Wisconsin's Adam Burish (l.) chases Ohio State's Sean Collins during the NCAA tournament in 2004, Mike Eaves' first national tourney appearance as Badger coach (photo: Timothy Muir McDonald).

Wisconsin’s Adam Burish (l.) chases Ohio State’s Sean Collins during the NCAA tournament in 2004, Mike Eaves’ first national tourney appearance as Badger coach (photo: Timothy Muir McDonald).

The statistics are remarkable, and those seven have made a vital impact as leaders for the Black Bears, especially in this, their final season.

But as impressive as Maine’s class has been, it would be hard to argue that there has been a senior class this season — or in recent memory — that has been more important to its program than this year’s group for Wisconsin.

The statistical numbers of the class of five — captain Adam Burish, assistant captain Tom Gilbert, Nick Licari, Ryan MacMurchy and A.J. Degenhardt — pale in comparison to their Maine counterparts. In fact, Gilbert, the lone blueliner of the bunch, leads the group in goals with 11. They have just 34 goals combined.

“Nobody has really put up a lot of points,” Licari said.

But numbers are not half the story with this group.

“I think we’re more of a leadership group and hard-nosed kind of guys,” Licari added.

They came to Wisconsin in 2002, the first group to enter under new head coach Mike Eaves, though they were not recruited by the former Badger standout. But by now, you would never know that they were not his first recruiting class.

In fact, they became something more.
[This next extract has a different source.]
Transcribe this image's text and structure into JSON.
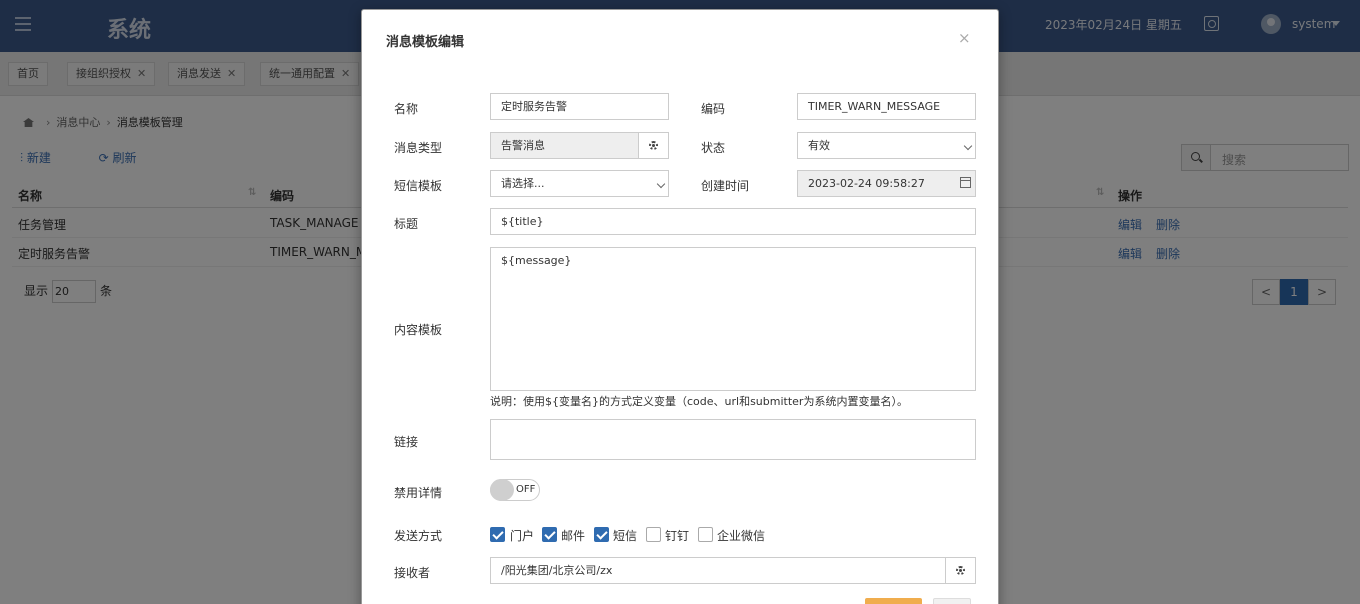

They are the poster children of what Eaves wants out of every one of his players, and they may end up being the most important class Eaves ever has at Wisconsin.

Eaves quickly installed in the program a brand-new work ethic, one that caught the older players off guard and weeded out players who could not handle skating until they could not feel their legs, waking up for five-mile runs at 6 a.m. or grappling on the turf as the sun came up.

“There would be times when we’d come back to the dorms together and somebody would turn the shower on and say, ‘If I don’t come out, just leave me drowned in there,’ just joking around because you’re so sore,” Burish said. “It was wild.”

When they were freshmen, the group, led by Burish, had the advantage of not knowing anything different from what Eaves was asking. They did not have to change old work habits, so they quickly bought into the system.

“When they said, ‘Go run five miles,’ we’re freshmen. We’re going to do what we have to do to get in the lineup,” Burish said.

Needless to say, between the grueling workouts and a variety of legal issues surrounding the team, the Badgers also went 13-23-4. Many locals called for the firing of Eaves after just one season at the helm.

“It was tough and there were days when you didn’t want to come to the rink,” Licari said. “You were sore and you were like, ‘Why am I doing this?'”

“You could say it was the season from hell,” Burish agreed.

Now known as the “Junction Boys,” the senior group refused to listen to the naysayers and made it their mission to turn the program around. After boasting a 28-10-3 record in their senior year and leading UW to its first Frozen Four in 14 years, it is safe to say their work has turned the program completely around.

To say that their careers would not be complete without a national title this weekend would be unfair, and Eaves let the media know his stance on that just a few weeks ago.

“Whether or not that happens, they have validated themselves as student-athletes here,” Eaves said. “They’ve taken this program in the direction that, when they leave, they can hold their heads up so high.”

But it still feels like Wisconsin’s seniors will accept nothing less than a championship. They were among the few believers in Eaves’ system and perhaps the only ones after their freshman seasons who thought they could be in the Frozen Four before they graduated.

That goal is so close that MacMurchy, Gilbert, Burish, Degenhardt and Licari can almost taste it.

Yet it is still so far away. Burish still remembers the looks on the faces of the three Badger seniors in 2004 — Rene Bourque, Andy Wozniewski and Dan Boeser — whose careers ended in an NCAA regional loss to Maine.

Needless to say, one of two special senior classes will end their careers Thursday. The Badgers are not hoping for a repeat performance against the Black Bears.